Review the material line by line. Identify and copy every line that contains the string "shopify".
[Start of Attachment]
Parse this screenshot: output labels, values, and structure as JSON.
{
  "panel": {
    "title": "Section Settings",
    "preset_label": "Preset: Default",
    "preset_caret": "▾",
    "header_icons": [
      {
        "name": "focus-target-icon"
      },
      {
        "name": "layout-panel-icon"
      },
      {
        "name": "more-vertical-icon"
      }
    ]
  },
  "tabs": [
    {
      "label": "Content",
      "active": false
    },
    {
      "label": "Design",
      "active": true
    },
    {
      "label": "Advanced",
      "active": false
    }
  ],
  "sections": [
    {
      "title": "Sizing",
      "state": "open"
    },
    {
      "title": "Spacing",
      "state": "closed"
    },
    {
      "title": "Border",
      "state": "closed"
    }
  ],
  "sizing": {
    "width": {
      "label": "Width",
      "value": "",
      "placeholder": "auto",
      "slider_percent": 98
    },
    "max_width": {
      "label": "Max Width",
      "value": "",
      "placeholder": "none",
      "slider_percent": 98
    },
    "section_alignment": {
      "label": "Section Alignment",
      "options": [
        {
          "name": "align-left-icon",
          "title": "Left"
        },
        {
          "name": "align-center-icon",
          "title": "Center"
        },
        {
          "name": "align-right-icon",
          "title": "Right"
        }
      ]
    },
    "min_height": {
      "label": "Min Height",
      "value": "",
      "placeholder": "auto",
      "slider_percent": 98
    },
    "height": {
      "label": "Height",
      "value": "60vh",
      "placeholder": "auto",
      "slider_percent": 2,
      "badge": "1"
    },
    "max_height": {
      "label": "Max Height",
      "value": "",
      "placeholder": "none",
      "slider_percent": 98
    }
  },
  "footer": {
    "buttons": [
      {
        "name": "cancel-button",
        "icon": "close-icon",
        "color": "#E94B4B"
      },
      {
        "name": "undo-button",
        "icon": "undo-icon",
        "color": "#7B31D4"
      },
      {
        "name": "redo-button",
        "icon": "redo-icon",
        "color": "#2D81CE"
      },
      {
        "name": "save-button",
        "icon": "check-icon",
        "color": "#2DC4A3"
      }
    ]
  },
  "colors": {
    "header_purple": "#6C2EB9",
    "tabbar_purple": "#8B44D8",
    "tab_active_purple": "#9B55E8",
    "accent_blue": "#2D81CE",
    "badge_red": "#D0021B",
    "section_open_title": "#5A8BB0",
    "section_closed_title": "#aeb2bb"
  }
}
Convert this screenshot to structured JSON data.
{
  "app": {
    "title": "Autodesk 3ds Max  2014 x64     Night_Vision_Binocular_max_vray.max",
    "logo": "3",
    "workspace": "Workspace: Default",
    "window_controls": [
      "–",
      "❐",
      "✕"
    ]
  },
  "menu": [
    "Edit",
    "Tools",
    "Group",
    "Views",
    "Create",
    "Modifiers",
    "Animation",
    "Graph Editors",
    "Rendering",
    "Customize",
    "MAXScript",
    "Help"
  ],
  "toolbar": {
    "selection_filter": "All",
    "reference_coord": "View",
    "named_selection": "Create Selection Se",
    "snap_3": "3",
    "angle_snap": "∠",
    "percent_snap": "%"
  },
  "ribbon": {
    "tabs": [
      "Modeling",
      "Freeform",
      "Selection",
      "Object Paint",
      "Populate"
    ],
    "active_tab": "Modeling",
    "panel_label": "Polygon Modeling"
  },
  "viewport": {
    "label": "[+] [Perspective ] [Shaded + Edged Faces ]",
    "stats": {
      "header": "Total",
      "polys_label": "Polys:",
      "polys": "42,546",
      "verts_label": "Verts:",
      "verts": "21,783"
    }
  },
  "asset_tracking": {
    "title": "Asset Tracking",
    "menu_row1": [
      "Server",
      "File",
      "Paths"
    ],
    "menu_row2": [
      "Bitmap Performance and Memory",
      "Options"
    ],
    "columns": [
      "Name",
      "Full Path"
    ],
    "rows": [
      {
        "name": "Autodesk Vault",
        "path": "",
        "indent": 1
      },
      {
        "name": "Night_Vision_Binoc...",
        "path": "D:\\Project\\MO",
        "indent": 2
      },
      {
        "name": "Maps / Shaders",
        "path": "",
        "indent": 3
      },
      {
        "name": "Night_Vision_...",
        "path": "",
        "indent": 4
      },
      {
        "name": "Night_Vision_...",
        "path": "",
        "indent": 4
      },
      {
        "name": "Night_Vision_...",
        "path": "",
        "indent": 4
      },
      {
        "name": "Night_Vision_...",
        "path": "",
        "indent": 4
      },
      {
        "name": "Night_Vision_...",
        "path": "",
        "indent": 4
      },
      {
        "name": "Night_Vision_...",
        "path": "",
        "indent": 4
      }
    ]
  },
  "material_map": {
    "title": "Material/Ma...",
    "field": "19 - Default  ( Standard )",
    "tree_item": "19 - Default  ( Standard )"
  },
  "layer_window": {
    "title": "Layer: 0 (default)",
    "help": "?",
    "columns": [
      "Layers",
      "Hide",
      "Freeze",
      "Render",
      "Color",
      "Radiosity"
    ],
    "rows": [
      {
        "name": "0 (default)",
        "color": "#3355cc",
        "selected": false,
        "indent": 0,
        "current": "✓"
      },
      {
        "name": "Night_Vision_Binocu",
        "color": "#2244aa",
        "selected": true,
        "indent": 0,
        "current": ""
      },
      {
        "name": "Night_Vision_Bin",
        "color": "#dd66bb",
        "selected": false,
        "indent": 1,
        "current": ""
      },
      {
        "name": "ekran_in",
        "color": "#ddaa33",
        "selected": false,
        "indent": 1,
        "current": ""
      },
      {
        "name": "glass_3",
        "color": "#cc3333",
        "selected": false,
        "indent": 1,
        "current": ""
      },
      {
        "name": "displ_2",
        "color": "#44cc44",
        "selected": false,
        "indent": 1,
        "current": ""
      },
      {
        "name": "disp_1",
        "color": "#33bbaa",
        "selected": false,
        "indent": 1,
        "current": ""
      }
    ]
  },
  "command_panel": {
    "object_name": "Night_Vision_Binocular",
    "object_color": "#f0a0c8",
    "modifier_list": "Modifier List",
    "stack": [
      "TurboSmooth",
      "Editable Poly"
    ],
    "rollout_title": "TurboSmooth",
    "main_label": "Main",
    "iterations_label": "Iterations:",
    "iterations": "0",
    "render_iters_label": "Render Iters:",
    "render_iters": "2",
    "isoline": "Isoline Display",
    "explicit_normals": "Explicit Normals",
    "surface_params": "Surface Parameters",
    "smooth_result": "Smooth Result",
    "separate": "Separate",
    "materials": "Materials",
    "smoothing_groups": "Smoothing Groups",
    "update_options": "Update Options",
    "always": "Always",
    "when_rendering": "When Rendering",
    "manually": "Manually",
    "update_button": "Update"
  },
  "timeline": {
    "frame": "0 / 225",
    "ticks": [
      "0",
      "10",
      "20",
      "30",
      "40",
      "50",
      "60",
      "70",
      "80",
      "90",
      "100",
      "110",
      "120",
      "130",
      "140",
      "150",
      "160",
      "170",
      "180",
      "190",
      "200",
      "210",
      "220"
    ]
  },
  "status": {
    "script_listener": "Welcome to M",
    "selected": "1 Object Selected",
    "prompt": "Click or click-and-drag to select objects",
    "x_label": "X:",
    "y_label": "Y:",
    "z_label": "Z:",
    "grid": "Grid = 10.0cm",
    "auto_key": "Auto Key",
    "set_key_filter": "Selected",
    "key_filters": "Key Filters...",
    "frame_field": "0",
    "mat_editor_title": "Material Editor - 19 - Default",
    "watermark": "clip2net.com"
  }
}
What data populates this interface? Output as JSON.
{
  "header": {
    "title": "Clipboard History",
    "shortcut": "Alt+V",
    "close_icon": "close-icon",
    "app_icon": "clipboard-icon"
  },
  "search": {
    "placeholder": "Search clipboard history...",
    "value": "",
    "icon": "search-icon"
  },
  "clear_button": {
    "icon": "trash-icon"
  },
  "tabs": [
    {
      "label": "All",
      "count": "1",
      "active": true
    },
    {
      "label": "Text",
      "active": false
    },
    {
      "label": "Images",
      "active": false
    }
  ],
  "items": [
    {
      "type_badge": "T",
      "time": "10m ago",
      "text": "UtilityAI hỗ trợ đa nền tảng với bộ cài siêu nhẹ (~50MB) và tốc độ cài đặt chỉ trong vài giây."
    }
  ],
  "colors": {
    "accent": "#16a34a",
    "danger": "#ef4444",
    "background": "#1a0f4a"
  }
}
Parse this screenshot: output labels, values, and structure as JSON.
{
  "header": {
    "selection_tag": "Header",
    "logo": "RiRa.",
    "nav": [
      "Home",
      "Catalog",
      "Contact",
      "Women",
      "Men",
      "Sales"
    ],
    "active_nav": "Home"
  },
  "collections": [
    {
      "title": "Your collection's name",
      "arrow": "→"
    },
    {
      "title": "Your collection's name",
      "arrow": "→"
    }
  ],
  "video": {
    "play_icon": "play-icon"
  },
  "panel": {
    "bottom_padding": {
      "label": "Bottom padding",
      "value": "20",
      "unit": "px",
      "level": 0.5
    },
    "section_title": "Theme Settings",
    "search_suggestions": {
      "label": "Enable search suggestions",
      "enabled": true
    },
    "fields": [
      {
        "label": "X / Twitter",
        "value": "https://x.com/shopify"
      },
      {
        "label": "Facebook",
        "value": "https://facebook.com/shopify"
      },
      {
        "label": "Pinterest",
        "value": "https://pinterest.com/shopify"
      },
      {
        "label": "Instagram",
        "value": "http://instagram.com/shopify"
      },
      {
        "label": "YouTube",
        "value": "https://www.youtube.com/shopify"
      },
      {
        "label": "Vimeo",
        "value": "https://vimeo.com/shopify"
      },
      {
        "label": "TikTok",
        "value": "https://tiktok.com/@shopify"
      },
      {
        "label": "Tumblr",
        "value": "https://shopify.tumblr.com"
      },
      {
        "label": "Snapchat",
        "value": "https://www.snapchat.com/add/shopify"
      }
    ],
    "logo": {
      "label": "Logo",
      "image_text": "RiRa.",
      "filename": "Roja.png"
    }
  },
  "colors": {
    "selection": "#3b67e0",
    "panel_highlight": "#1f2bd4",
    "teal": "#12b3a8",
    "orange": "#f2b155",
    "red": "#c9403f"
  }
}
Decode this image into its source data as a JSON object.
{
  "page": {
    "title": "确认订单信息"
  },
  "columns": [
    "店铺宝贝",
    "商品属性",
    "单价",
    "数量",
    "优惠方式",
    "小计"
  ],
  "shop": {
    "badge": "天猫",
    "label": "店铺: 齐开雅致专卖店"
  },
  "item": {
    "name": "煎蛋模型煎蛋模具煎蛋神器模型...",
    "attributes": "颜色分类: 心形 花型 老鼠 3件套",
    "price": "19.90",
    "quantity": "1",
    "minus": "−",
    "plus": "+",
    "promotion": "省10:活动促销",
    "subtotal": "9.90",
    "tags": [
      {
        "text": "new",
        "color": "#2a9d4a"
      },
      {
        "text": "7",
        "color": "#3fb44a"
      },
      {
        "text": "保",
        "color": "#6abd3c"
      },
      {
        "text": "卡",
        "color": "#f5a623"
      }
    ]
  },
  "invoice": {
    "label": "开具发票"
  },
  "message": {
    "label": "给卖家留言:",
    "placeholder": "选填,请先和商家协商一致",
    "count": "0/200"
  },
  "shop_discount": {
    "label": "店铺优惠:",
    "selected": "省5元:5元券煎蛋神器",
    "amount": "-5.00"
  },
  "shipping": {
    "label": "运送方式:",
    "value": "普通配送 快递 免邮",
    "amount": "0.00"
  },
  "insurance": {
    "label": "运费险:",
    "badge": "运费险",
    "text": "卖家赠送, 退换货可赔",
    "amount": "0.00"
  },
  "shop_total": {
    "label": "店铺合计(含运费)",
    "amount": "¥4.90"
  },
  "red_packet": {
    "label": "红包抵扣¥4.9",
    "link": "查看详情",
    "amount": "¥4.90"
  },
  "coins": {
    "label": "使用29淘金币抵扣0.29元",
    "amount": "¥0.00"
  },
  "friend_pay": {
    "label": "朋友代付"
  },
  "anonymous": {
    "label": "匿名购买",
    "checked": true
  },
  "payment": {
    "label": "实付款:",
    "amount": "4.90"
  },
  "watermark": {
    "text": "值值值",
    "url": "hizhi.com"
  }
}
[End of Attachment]
* [Task output]
        "value": "https://x.com/shopify"
        "value": "https://facebook.com/shopify"
        "value": "https://pinterest.com/shopify"
        "value": "http://instagram.com/shopify"
        "value": "https://www.youtube.com/shopify"
        "value": "https://vimeo.com/shopify"
        "value": "https://tiktok.com/@shopify"
        "value": "https://shopify.tumblr.com"
        "value": "https://www.snapchat.com/add/shopify"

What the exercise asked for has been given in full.